Costly and cumbersome, the Special Court for Sierra Leone is probably not the ideal model for future international human rights tribunals. Nonetheless, two decades after the crimes in question and following nearly five years of legal debate, the court finally provided some small measure of justice to the countless victims of former Liberian president Charles Taylor. Having witnessed the savagery and suffering of the intertwined wars of Liberia and Sierra Leone as a relief worker, I cannot imagine a punishment harsh enough for this criminal. One hopes the special court will hand down a sentence that keeps Mr. Taylor behind bars to reflect on his sins for the remainder of his natural life.
Chris Hennemeyer, Silver Spring
With the conviction of Charles Taylor for aiding and abetting war crimes in Sierra Leone [“Ex-Liberian leader found guilty of war crimes,” news story, April 27], perhaps now is a good time to remind him of his responsibility for the murder of five American nuns.

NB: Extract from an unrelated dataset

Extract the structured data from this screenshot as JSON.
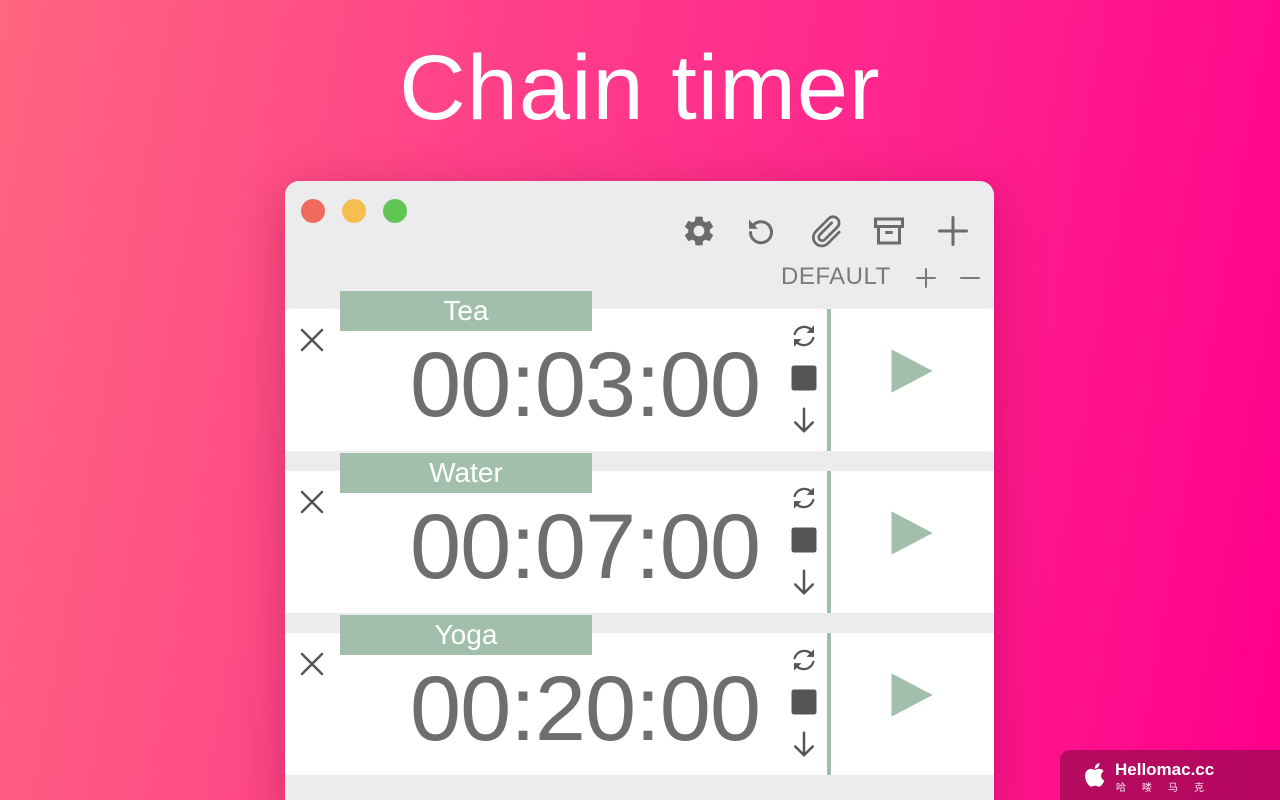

In 1992, during the siege of Monrovia as part of an effort to terrorize and intimidate the local population, five American nuns and others working with the Catholic Church in an outlying part of the capital were killed, allegedly by rebels controlling the area under Mr. Taylor’s command.
Mr. Taylor has yet to be tried for any war crimes or crimes against humanity committed in Liberia from 1990 to 2003. While Liberia works to rebuild its justice system in the wake of Mr. Taylor’s departure from power, the U.S. attorney general needs to achieve justice for these Americans murdered almost two decades ago.